If a line in the data below holds the word "Катя", copy it.

#### Excerpted data ####

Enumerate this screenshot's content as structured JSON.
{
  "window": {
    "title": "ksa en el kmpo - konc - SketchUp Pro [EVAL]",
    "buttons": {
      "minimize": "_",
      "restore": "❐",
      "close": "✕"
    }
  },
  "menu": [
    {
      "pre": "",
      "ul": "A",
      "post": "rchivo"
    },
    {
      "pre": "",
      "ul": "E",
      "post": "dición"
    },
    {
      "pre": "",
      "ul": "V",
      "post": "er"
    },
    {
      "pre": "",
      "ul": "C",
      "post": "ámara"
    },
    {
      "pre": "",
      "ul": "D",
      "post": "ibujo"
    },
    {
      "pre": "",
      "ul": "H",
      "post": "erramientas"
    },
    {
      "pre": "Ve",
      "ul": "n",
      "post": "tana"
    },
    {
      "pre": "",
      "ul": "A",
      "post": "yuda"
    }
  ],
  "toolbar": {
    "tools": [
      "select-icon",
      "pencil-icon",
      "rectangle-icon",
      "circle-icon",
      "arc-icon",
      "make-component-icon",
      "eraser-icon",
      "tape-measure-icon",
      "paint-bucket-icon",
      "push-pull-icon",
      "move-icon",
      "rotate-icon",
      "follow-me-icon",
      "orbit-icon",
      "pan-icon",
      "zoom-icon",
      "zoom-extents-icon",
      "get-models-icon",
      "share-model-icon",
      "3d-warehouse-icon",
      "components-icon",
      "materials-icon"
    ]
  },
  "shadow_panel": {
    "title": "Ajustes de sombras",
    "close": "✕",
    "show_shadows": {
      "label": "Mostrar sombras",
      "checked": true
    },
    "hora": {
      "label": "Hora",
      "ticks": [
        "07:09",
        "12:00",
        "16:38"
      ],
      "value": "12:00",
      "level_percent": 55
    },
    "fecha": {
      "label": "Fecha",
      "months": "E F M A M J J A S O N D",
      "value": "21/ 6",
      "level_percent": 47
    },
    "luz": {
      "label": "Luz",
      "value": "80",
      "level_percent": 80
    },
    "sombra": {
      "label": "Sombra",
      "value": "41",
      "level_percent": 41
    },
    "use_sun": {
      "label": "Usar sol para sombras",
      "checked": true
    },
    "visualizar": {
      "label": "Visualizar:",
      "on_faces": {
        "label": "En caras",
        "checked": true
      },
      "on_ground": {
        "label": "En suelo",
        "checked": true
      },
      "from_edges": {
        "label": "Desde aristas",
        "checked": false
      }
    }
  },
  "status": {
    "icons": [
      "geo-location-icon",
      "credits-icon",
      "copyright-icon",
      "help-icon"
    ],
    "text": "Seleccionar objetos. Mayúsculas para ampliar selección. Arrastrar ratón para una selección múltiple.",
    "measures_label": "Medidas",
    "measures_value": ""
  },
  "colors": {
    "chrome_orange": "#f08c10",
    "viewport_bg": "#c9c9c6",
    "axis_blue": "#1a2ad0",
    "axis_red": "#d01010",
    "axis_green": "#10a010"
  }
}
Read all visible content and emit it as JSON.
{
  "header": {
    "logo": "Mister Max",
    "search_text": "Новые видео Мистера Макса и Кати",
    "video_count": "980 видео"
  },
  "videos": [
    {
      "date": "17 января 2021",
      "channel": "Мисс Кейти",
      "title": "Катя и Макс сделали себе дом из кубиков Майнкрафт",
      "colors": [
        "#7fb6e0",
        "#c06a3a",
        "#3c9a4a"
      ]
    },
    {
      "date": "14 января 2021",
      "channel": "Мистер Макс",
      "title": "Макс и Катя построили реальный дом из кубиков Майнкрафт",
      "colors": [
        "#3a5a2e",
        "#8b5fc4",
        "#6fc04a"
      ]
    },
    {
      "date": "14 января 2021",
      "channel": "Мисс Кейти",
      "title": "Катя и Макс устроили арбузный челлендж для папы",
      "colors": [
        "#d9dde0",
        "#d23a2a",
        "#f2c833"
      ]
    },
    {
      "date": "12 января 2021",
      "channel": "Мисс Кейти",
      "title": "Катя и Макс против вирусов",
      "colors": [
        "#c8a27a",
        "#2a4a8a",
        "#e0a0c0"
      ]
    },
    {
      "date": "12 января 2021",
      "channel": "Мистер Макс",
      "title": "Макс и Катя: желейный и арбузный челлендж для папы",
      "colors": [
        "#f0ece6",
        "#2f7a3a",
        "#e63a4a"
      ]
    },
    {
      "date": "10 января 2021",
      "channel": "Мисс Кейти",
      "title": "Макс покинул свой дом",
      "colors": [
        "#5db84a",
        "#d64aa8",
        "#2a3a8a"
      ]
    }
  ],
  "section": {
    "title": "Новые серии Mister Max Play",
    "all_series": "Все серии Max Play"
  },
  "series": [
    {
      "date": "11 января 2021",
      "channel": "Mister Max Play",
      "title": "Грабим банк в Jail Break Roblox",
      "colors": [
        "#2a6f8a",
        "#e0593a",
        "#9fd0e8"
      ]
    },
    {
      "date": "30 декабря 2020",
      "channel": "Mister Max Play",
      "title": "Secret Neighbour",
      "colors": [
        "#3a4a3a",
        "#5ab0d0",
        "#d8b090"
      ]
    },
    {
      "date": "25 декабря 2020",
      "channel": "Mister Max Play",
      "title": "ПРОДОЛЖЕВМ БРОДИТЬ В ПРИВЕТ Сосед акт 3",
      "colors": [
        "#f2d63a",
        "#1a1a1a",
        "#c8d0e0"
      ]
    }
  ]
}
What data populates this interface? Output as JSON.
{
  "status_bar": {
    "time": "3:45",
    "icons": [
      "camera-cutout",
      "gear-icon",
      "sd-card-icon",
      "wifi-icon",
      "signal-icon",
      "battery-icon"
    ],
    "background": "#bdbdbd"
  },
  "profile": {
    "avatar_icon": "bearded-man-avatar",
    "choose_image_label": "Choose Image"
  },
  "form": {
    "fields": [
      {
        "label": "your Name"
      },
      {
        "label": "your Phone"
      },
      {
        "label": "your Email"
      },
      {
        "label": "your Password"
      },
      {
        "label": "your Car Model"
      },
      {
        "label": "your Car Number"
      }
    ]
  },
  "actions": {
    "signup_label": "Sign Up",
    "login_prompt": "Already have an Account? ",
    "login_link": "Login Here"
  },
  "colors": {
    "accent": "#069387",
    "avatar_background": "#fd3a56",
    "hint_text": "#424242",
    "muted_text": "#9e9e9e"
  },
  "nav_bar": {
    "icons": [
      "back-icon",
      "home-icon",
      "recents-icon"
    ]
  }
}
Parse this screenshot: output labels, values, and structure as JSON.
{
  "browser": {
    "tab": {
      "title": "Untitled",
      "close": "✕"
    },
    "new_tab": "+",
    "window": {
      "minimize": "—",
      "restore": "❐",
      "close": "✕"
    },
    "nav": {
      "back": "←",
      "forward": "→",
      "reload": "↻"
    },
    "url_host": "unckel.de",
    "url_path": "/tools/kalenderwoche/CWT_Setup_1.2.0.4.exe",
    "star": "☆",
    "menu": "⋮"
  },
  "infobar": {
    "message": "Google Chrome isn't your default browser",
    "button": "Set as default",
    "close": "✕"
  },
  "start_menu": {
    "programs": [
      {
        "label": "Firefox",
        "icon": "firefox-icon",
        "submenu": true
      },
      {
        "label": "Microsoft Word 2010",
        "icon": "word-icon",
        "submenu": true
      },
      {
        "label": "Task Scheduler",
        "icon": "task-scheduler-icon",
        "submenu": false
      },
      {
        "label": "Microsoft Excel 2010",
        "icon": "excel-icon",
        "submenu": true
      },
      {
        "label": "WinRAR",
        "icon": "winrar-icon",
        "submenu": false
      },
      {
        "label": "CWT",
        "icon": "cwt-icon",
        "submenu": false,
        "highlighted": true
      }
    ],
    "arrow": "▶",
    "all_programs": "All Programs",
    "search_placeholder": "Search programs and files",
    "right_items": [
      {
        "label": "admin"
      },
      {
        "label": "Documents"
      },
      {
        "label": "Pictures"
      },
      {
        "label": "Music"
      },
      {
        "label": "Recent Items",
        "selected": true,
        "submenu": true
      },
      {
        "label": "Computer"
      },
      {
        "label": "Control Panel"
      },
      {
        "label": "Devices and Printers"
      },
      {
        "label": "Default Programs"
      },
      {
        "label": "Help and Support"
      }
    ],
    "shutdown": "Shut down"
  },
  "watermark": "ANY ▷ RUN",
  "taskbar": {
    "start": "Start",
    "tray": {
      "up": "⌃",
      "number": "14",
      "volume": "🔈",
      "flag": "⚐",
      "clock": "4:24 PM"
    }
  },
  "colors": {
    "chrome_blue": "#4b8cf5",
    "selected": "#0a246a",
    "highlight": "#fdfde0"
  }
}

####

[Answer box]
      "title": "Катя и Макс сделали себе дом из кубиков Майнкрафт",
      "title": "Макс и Катя построили реальный дом из кубиков Майнкрафт",
      "title": "Катя и Макс устроили арбузный челлендж для папы",
      "title": "Катя и Макс против вирусов",
      "title": "Макс и Катя: желейный и арбузный челлендж для папы",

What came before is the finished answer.